Butterfly? Skipper? I don’t know, but it seems happy

 

Comments always are welcome.

Rockport, Redux ~ Pretty in Pink

Drummond’s phlox ~ Phlox drummondii

I’ve never heard someone say, “Let’s drive out to the country to see the phlox,” but several varieties of phlox grow wild across Texas, and when they spread their sweet, pink glow across the landscape, they rival even our bluebonnets for eye-catching loveliness.

In early March, Drummond’s phlox (Phlox drummondii) was in full bloom at the Rockport City Cemetery. Named for Scottish naturalist, botanist, and explorer Thomas Drummond, the plant is only one of many that bear his name. During an expedition through Texas in 1835, Drummond shipped specimens and seeds to England, where English botanist Sir W. J. Hooker declared P. drummondii to be “decidedly among the greatest ornaments of the greenhouse in the Glasgow Botanic Garden.”

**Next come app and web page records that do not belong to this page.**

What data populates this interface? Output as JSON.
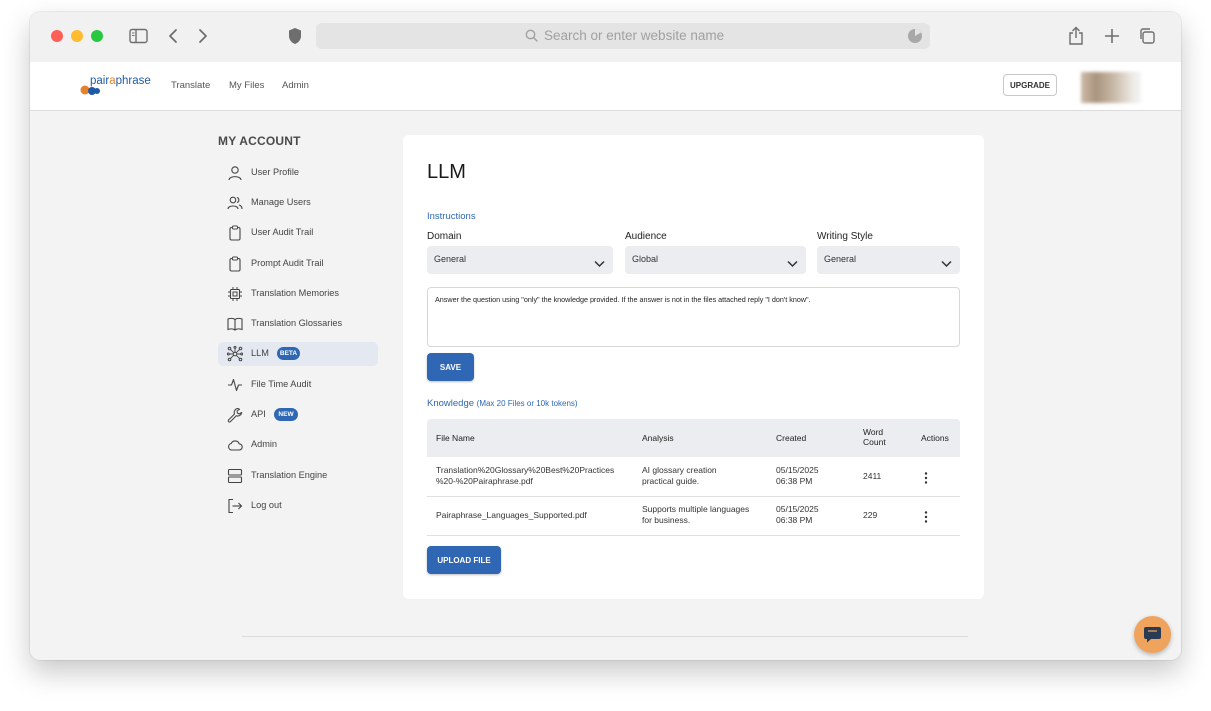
{
  "browser": {
    "url_placeholder": "Search or enter website name"
  },
  "app": {
    "logo": {
      "part1": "pair",
      "part2": "a",
      "part3": "phrase"
    },
    "nav": [
      "Translate",
      "My Files",
      "Admin"
    ],
    "upgrade_label": "UPGRADE"
  },
  "sidebar": {
    "title": "MY ACCOUNT",
    "items": [
      {
        "label": "User Profile"
      },
      {
        "label": "Manage Users"
      },
      {
        "label": "User Audit Trail"
      },
      {
        "label": "Prompt Audit Trail"
      },
      {
        "label": "Translation Memories"
      },
      {
        "label": "Translation Glossaries"
      },
      {
        "label": "LLM",
        "badge": "BETA"
      },
      {
        "label": "File Time Audit"
      },
      {
        "label": "API",
        "badge": "NEW"
      },
      {
        "label": "Admin"
      },
      {
        "label": "Translation Engine"
      },
      {
        "label": "Log out"
      }
    ]
  },
  "main": {
    "title": "LLM",
    "instructions_label": "Instructions",
    "domain": {
      "label": "Domain",
      "value": "General"
    },
    "audience": {
      "label": "Audience",
      "value": "Global"
    },
    "writing_style": {
      "label": "Writing Style",
      "value": "General"
    },
    "prompt_text": "Answer the question using \"only\" the knowledge provided. If the answer is not in the files attached reply \"I don't know\".",
    "save_label": "SAVE",
    "knowledge_label": "Knowledge",
    "knowledge_note": "(Max 20 Files or 10k tokens)",
    "table": {
      "headers": {
        "file_name": "File Name",
        "analysis": "Analysis",
        "created": "Created",
        "word_count_1": "Word",
        "word_count_2": "Count",
        "actions": "Actions"
      },
      "rows": [
        {
          "file_line1": "Translation%20Glossary%20Best%20Practices",
          "file_line2": "%20-%20Pairaphrase.pdf",
          "analysis_line1": "AI glossary creation",
          "analysis_line2": "practical guide.",
          "date": "05/15/2025",
          "time": "06:38 PM",
          "words": "2411"
        },
        {
          "file_line1": "Pairaphrase_Languages_Supported.pdf",
          "file_line2": "",
          "analysis_line1": "Supports multiple languages",
          "analysis_line2": "for business.",
          "date": "05/15/2025",
          "time": "06:38 PM",
          "words": "229"
        }
      ]
    },
    "upload_label": "UPLOAD FILE"
  },
  "colors": {
    "accent": "#2f67b5",
    "chat": "#f0a35d"
  }
}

Drummond’s phlox is known for soft, hairy, and sticky leaves; enlarging the first photo shows the glandular nature of its hairs. Perhaps because of their small size the buds rarely are noticed, but their opening is a delight to behold.

 

Comments always are welcome.

 

Those Heavenly Bluebonnets

Rockport City Cemetery ~ March 7

 

Five species of bluebonnet serve as the Texas state flower, and each graces a particular part of our very large state. For generations, Texans have made pilgrimage to the nearest fields or roadsides for a favorite spring ritual: photographing their babies, grandparents, dogs, bridal couples, or graduates among the iconic flowers.

In the Rockport cemetery, where both the Texas bluebonnet (Lupinus texensis) and the sandyland bluebonnet (Lupinus subcarnosus) can be found, even the angels seem to smile when the bluebonnets arrive, posing with uncommon grace for photographers.

 

Comments always are welcome.
Click any image for greater size and more detail.

NOTE: I’ve just learned that six bluebonnet species are considered to be the Texas state flower, not five. Number six (Lupinus perennis) was added relatively recently, but I’m not sure of the exact date.